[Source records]
-=-=-=-=-

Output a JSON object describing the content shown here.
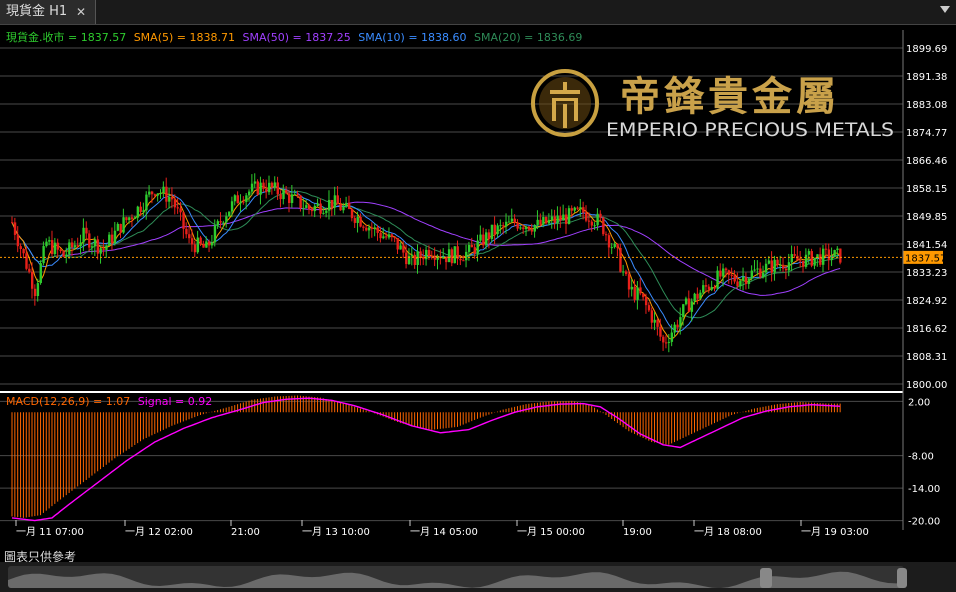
{
  "window": {
    "tab_title": "現貨金 H1",
    "close_glyph": "✕",
    "footer_text": "圖表只供參考"
  },
  "logo": {
    "chinese": "帝鋒貴金屬",
    "english": "EMPERIO PRECIOUS METALS"
  },
  "legend": {
    "price": "現貨金.收市 = 1837.57",
    "sma5": "SMA(5) = 1838.71",
    "sma50": "SMA(50) = 1837.25",
    "sma10": "SMA(10) = 1838.60",
    "sma20": "SMA(20) = 1836.69"
  },
  "macd_legend": {
    "macd": "MACD(12,26,9) = 1.07",
    "signal": "Signal = 0.92"
  },
  "colors": {
    "up": "#2ecc2e",
    "down": "#e8201a",
    "price_line": "#ff9900",
    "sma5": "#ff9900",
    "sma10": "#3a8cff",
    "sma20": "#2e8b57",
    "sma50": "#a040ff",
    "macd_hist": "#ff6600",
    "signal": "#ff00ff",
    "grid": "#4a4a4a",
    "axis_text": "#ffffff"
  },
  "chart_data": {
    "type": "candlestick",
    "timeframe": "H1",
    "instrument": "現貨金",
    "current_price": 1837.57,
    "current_price_label": "1837.57",
    "y_ticks": [
      "1899.69",
      "1891.38",
      "1883.08",
      "1874.77",
      "1866.46",
      "1858.15",
      "1849.85",
      "1841.54",
      "1833.23",
      "1824.92",
      "1816.62",
      "1808.31",
      "1800.00"
    ],
    "ylim": [
      1800.0,
      1899.69
    ],
    "x_tick_labels": [
      "一月 11 07:00",
      "一月 12 02:00",
      "21:00",
      "一月 13 10:00",
      "一月 14 05:00",
      "一月 15 00:00",
      "19:00",
      "一月 18 08:00",
      "一月 19 03:00"
    ],
    "price_anchors": [
      [
        0,
        1848
      ],
      [
        4,
        1838
      ],
      [
        8,
        1828
      ],
      [
        12,
        1842
      ],
      [
        18,
        1838
      ],
      [
        25,
        1844
      ],
      [
        32,
        1840
      ],
      [
        38,
        1847
      ],
      [
        44,
        1852
      ],
      [
        50,
        1858
      ],
      [
        56,
        1855
      ],
      [
        62,
        1842
      ],
      [
        68,
        1840
      ],
      [
        74,
        1850
      ],
      [
        80,
        1856
      ],
      [
        88,
        1859
      ],
      [
        96,
        1856
      ],
      [
        104,
        1852
      ],
      [
        112,
        1854
      ],
      [
        120,
        1850
      ],
      [
        128,
        1845
      ],
      [
        134,
        1842
      ],
      [
        140,
        1836
      ],
      [
        146,
        1840
      ],
      [
        152,
        1838
      ],
      [
        160,
        1839
      ],
      [
        168,
        1845
      ],
      [
        176,
        1848
      ],
      [
        184,
        1847
      ],
      [
        192,
        1849
      ],
      [
        200,
        1851
      ],
      [
        206,
        1848
      ],
      [
        212,
        1838
      ],
      [
        216,
        1828
      ],
      [
        220,
        1826
      ],
      [
        224,
        1820
      ],
      [
        228,
        1812
      ],
      [
        232,
        1817
      ],
      [
        236,
        1823
      ],
      [
        242,
        1828
      ],
      [
        248,
        1832
      ],
      [
        254,
        1831
      ],
      [
        262,
        1834
      ],
      [
        270,
        1836
      ],
      [
        278,
        1837
      ],
      [
        286,
        1838
      ],
      [
        290,
        1838
      ]
    ],
    "macd": {
      "title": "MACD(12,26,9)",
      "macd_value": 1.07,
      "signal_value": 0.92,
      "y_ticks": [
        "2.00",
        "-8.00",
        "-14.00",
        "-20.00"
      ],
      "ylim": [
        -21,
        3
      ],
      "signal_anchors": [
        [
          0,
          -19.5
        ],
        [
          8,
          -20
        ],
        [
          14,
          -19.5
        ],
        [
          20,
          -17
        ],
        [
          30,
          -13
        ],
        [
          40,
          -9
        ],
        [
          50,
          -5.5
        ],
        [
          60,
          -3
        ],
        [
          70,
          -1
        ],
        [
          80,
          0.5
        ],
        [
          88,
          1.8
        ],
        [
          96,
          2.4
        ],
        [
          104,
          2.6
        ],
        [
          112,
          2.2
        ],
        [
          120,
          1.2
        ],
        [
          130,
          -0.5
        ],
        [
          140,
          -2.5
        ],
        [
          150,
          -3.8
        ],
        [
          160,
          -3.2
        ],
        [
          168,
          -1.5
        ],
        [
          176,
          0
        ],
        [
          184,
          1
        ],
        [
          192,
          1.5
        ],
        [
          200,
          1.6
        ],
        [
          206,
          1
        ],
        [
          212,
          -1
        ],
        [
          220,
          -4
        ],
        [
          228,
          -6
        ],
        [
          234,
          -6.5
        ],
        [
          240,
          -5
        ],
        [
          248,
          -3
        ],
        [
          256,
          -1
        ],
        [
          264,
          0.2
        ],
        [
          272,
          1
        ],
        [
          280,
          1.4
        ],
        [
          290,
          1.1
        ]
      ]
    }
  }
}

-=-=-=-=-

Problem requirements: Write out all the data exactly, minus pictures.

Finished exercise:
Output a JSON object describing the content shown here.
{
  "window": {
    "tab_title": "現貨金 H1",
    "close_glyph": "✕",
    "footer_text": "圖表只供參考"
  },
  "logo": {
    "chinese": "帝鋒貴金屬",
    "english": "EMPERIO PRECIOUS METALS"
  },
  "legend": {
    "price": "現貨金.收市 = 1837.57",
    "sma5": "SMA(5) = 1838.71",
    "sma50": "SMA(50) = 1837.25",
    "sma10": "SMA(10) = 1838.60",
    "sma20": "SMA(20) = 1836.69"
  },
  "macd_legend": {
    "macd": "MACD(12,26,9) = 1.07",
    "signal": "Signal = 0.92"
  },
  "colors": {
    "up": "#2ecc2e",
    "down": "#e8201a",
    "price_line": "#ff9900",
    "sma5": "#ff9900",
    "sma10": "#3a8cff",
    "sma20": "#2e8b57",
    "sma50": "#a040ff",
    "macd_hist": "#ff6600",
    "signal": "#ff00ff",
    "grid": "#4a4a4a",
    "axis_text": "#ffffff"
  },
  "chart_data": {
    "type": "candlestick",
    "timeframe": "H1",
    "instrument": "現貨金",
    "current_price": 1837.57,
    "current_price_label": "1837.57",
    "y_ticks": [
      "1899.69",
      "1891.38",
      "1883.08",
      "1874.77",
      "1866.46",
      "1858.15",
      "1849.85",
      "1841.54",
      "1833.23",
      "1824.92",
      "1816.62",
      "1808.31",
      "1800.00"
    ],
    "ylim": [
      1800.0,
      1899.69
    ],
    "x_tick_labels": [
      "一月 11 07:00",
      "一月 12 02:00",
      "21:00",
      "一月 13 10:00",
      "一月 14 05:00",
      "一月 15 00:00",
      "19:00",
      "一月 18 08:00",
      "一月 19 03:00"
    ],
    "price_anchors": [
      [
        0,
        1848
      ],
      [
        4,
        1838
      ],
      [
        8,
        1828
      ],
      [
        12,
        1842
      ],
      [
        18,
        1838
      ],
      [
        25,
        1844
      ],
      [
        32,
        1840
      ],
      [
        38,
        1847
      ],
      [
        44,
        1852
      ],
      [
        50,
        1858
      ],
      [
        56,
        1855
      ],
      [
        62,
        1842
      ],
      [
        68,
        1840
      ],
      [
        74,
        1850
      ],
      [
        80,
        1856
      ],
      [
        88,
        1859
      ],
      [
        96,
        1856
      ],
      [
        104,
        1852
      ],
      [
        112,
        1854
      ],
      [
        120,
        1850
      ],
      [
        128,
        1845
      ],
      [
        134,
        1842
      ],
      [
        140,
        1836
      ],
      [
        146,
        1840
      ],
      [
        152,
        1838
      ],
      [
        160,
        1839
      ],
      [
        168,
        1845
      ],
      [
        176,
        1848
      ],
      [
        184,
        1847
      ],
      [
        192,
        1849
      ],
      [
        200,
        1851
      ],
      [
        206,
        1848
      ],
      [
        212,
        1838
      ],
      [
        216,
        1828
      ],
      [
        220,
        1826
      ],
      [
        224,
        1820
      ],
      [
        228,
        1812
      ],
      [
        232,
        1817
      ],
      [
        236,
        1823
      ],
      [
        242,
        1828
      ],
      [
        248,
        1832
      ],
      [
        254,
        1831
      ],
      [
        262,
        1834
      ],
      [
        270,
        1836
      ],
      [
        278,
        1837
      ],
      [
        286,
        1838
      ],
      [
        290,
        1838
      ]
    ],
    "macd": {
      "title": "MACD(12,26,9)",
      "macd_value": 1.07,
      "signal_value": 0.92,
      "y_ticks": [
        "2.00",
        "-8.00",
        "-14.00",
        "-20.00"
      ],
      "ylim": [
        -21,
        3
      ],
      "signal_anchors": [
        [
          0,
          -19.5
        ],
        [
          8,
          -20
        ],
        [
          14,
          -19.5
        ],
        [
          20,
          -17
        ],
        [
          30,
          -13
        ],
        [
          40,
          -9
        ],
        [
          50,
          -5.5
        ],
        [
          60,
          -3
        ],
        [
          70,
          -1
        ],
        [
          80,
          0.5
        ],
        [
          88,
          1.8
        ],
        [
          96,
          2.4
        ],
        [
          104,
          2.6
        ],
        [
          112,
          2.2
        ],
        [
          120,
          1.2
        ],
        [
          130,
          -0.5
        ],
        [
          140,
          -2.5
        ],
        [
          150,
          -3.8
        ],
        [
          160,
          -3.2
        ],
        [
          168,
          -1.5
        ],
        [
          176,
          0
        ],
        [
          184,
          1
        ],
        [
          192,
          1.5
        ],
        [
          200,
          1.6
        ],
        [
          206,
          1
        ],
        [
          212,
          -1
        ],
        [
          220,
          -4
        ],
        [
          228,
          -6
        ],
        [
          234,
          -6.5
        ],
        [
          240,
          -5
        ],
        [
          248,
          -3
        ],
        [
          256,
          -1
        ],
        [
          264,
          0.2
        ],
        [
          272,
          1
        ],
        [
          280,
          1.4
        ],
        [
          290,
          1.1
        ]
      ]
    }
  }
}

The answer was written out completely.